• _What to produce_
Search the entries below for "Remote", and copy each line where it appears.

• _Records supplied_
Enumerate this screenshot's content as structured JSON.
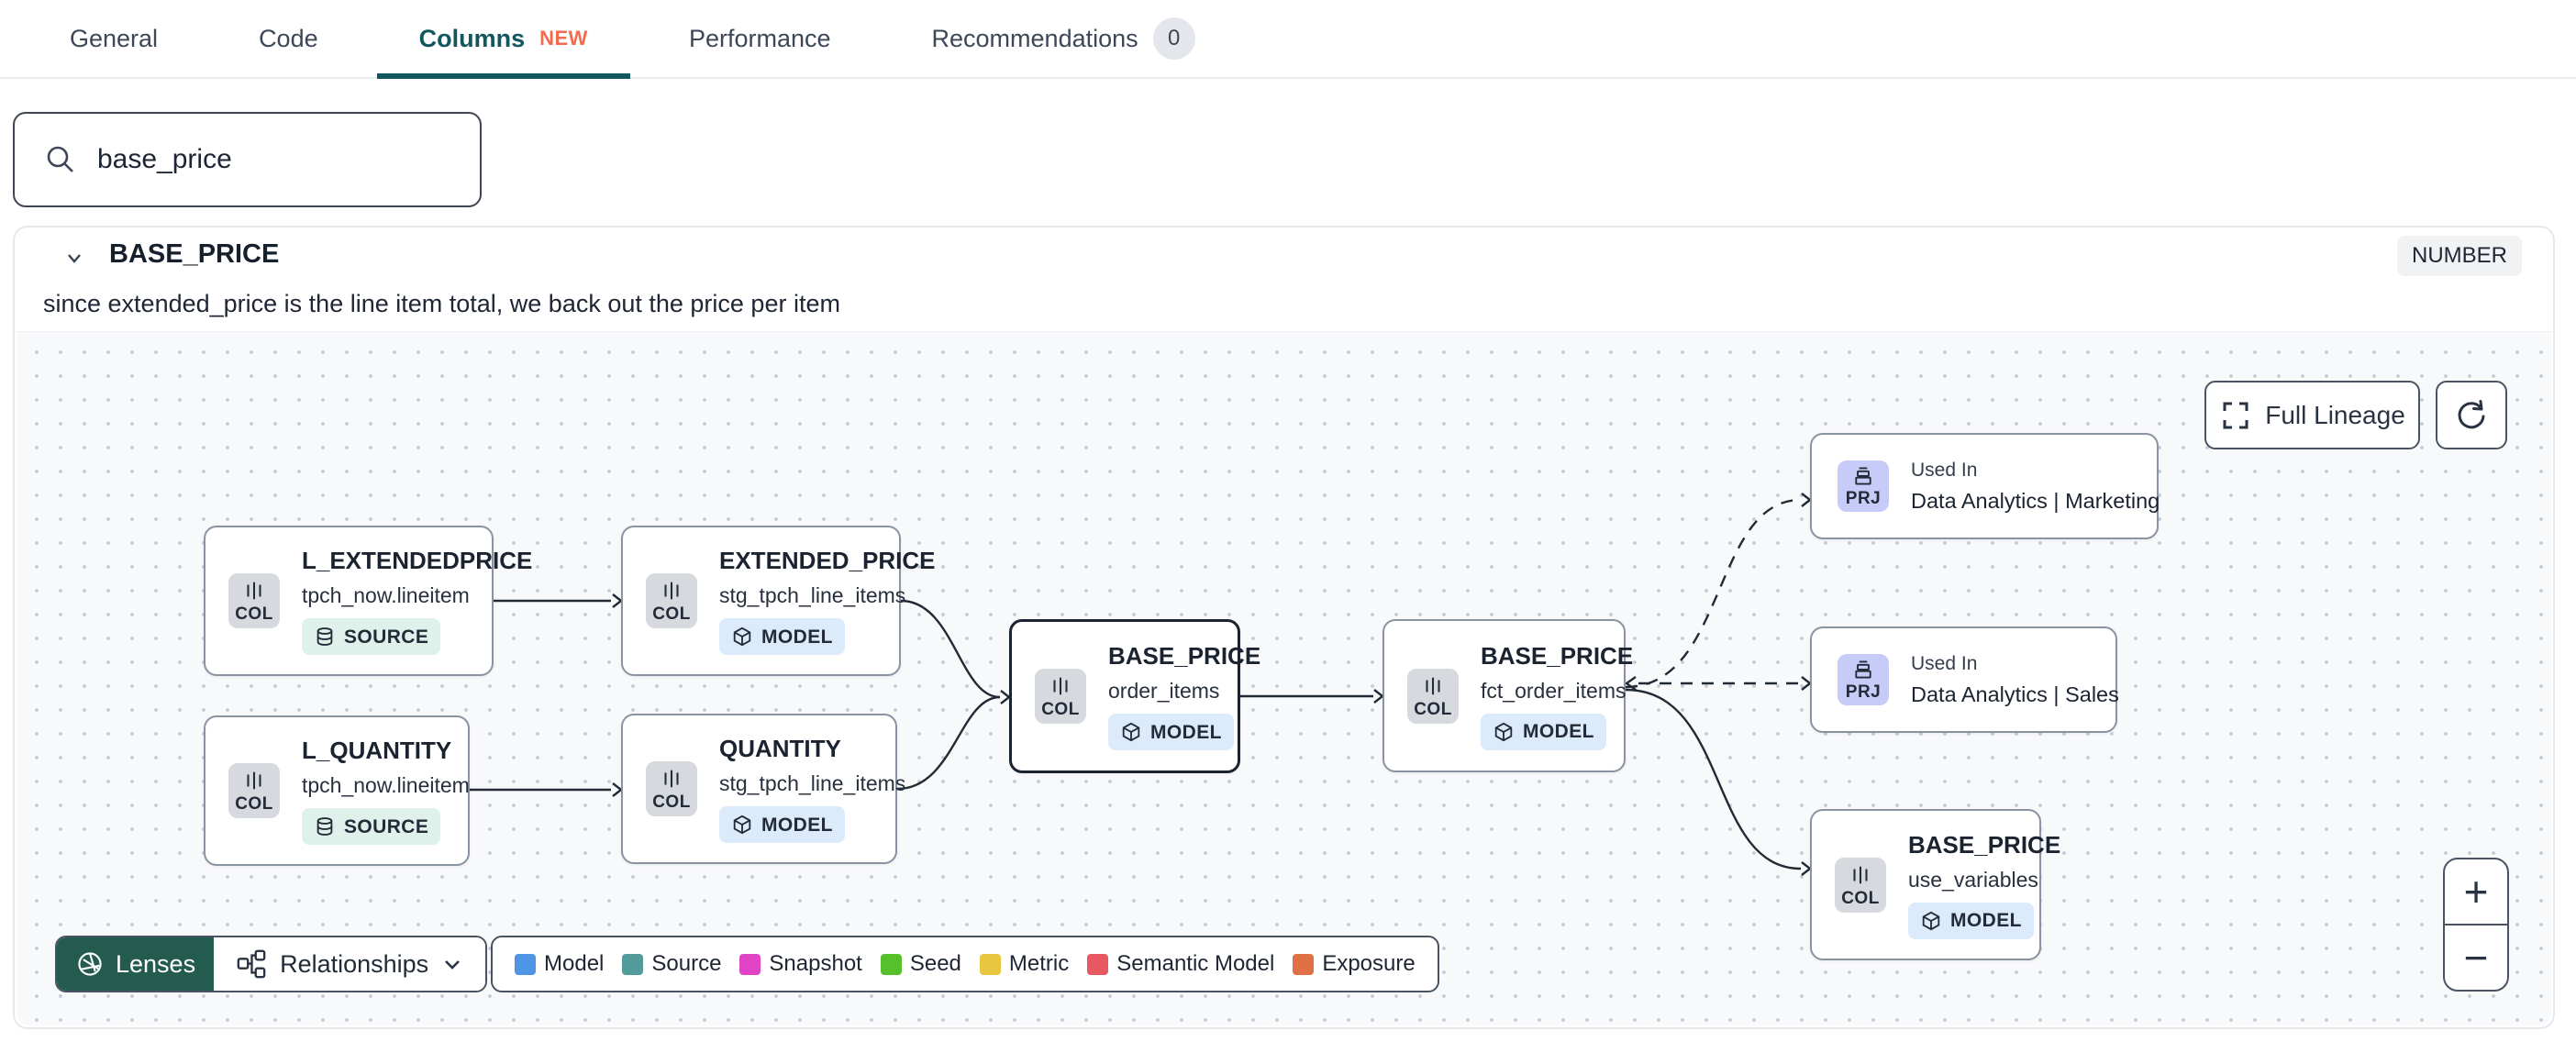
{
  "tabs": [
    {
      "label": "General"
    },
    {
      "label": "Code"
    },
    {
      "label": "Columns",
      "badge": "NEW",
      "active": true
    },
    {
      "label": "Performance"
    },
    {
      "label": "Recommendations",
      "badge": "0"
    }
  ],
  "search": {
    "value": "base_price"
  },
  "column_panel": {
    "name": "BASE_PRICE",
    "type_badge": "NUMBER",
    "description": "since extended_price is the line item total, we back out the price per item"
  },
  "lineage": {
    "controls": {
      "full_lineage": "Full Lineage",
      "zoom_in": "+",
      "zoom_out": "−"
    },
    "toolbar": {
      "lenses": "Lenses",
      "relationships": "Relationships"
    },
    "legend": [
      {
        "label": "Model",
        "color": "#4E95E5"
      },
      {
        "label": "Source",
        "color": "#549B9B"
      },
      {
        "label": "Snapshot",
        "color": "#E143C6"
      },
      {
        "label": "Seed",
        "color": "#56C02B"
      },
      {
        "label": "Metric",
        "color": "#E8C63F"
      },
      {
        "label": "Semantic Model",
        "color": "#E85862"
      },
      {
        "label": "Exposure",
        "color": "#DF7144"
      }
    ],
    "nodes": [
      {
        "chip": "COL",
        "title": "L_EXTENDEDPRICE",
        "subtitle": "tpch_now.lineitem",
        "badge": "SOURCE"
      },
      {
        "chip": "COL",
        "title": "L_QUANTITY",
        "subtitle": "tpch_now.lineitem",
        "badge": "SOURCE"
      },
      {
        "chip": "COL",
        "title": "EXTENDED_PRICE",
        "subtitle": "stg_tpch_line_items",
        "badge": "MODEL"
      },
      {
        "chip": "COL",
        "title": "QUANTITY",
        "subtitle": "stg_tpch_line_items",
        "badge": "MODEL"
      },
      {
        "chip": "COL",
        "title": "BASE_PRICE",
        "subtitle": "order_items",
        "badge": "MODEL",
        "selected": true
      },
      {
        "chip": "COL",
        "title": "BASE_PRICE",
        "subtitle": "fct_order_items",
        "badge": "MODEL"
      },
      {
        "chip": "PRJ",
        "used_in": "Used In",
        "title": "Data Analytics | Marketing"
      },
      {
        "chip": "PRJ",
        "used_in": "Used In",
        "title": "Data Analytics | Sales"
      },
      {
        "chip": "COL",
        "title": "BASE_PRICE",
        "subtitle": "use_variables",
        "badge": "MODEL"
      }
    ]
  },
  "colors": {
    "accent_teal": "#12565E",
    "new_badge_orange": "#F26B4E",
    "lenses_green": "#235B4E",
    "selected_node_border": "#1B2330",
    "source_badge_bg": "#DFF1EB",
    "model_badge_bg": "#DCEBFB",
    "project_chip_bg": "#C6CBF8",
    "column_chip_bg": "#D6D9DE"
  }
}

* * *

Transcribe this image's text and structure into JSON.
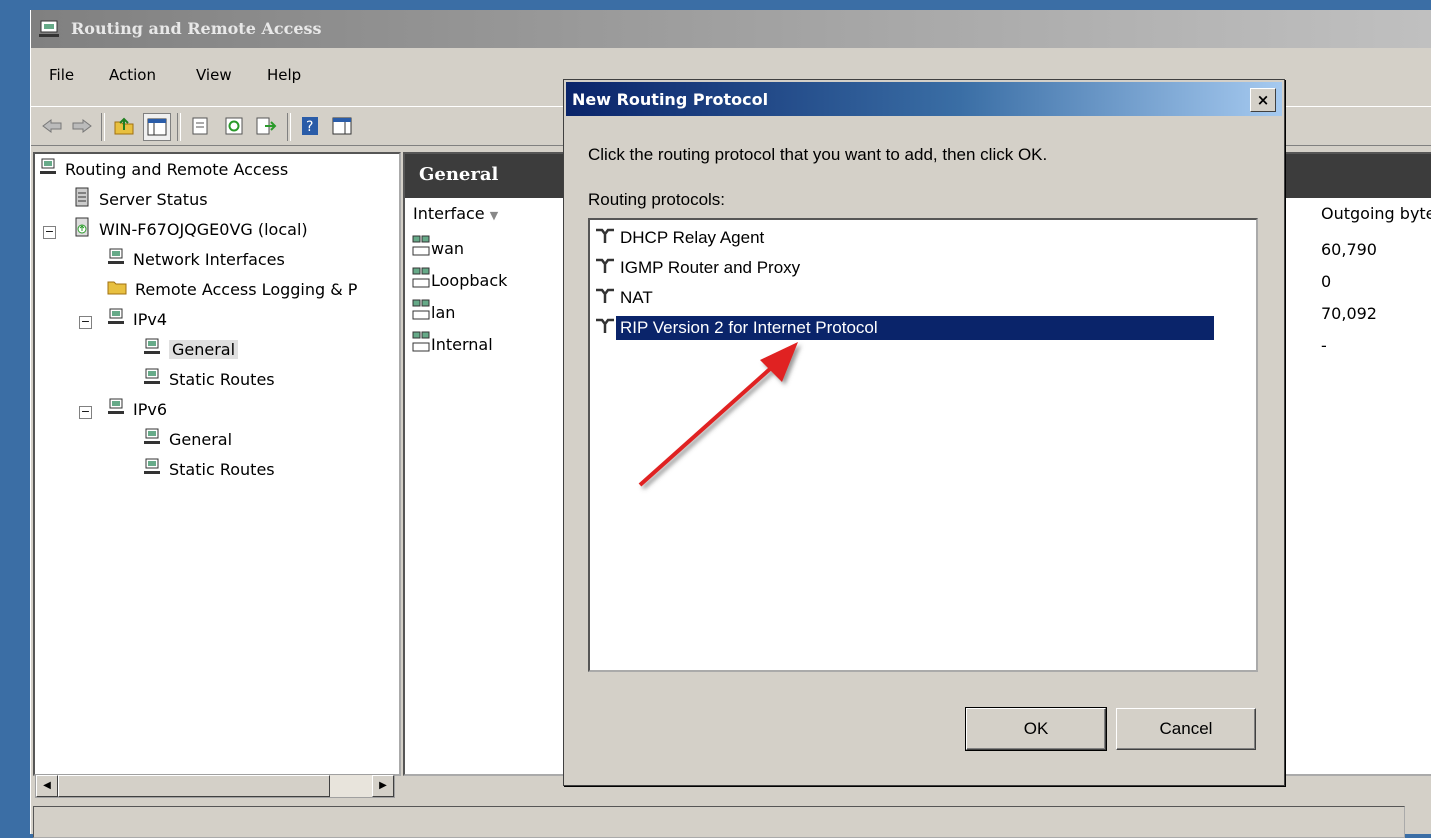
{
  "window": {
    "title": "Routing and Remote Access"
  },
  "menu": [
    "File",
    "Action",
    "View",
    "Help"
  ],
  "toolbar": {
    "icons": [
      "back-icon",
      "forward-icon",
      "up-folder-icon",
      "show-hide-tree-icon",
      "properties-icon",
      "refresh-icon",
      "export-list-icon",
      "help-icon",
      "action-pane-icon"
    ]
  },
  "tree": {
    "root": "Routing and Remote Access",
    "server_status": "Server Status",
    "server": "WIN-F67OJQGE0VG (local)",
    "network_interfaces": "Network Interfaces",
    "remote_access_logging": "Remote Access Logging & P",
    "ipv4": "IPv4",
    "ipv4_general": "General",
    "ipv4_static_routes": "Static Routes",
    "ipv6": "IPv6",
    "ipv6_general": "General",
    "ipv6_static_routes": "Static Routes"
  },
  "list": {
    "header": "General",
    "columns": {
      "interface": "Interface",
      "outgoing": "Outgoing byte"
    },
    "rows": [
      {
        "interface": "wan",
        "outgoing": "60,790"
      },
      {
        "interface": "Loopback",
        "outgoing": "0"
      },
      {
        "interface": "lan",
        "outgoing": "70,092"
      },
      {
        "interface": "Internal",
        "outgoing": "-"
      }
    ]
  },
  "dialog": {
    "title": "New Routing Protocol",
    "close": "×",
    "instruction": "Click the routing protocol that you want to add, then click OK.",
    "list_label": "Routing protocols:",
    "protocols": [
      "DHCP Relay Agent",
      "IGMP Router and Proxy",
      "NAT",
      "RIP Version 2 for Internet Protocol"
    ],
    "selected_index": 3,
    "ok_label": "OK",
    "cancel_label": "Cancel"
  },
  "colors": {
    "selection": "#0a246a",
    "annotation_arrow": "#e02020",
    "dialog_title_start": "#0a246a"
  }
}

• _Solution for this task_
    "title": "Routing and Remote Access"
    "root": "Routing and Remote Access",
    "remote_access_logging": "Remote Access Logging & P",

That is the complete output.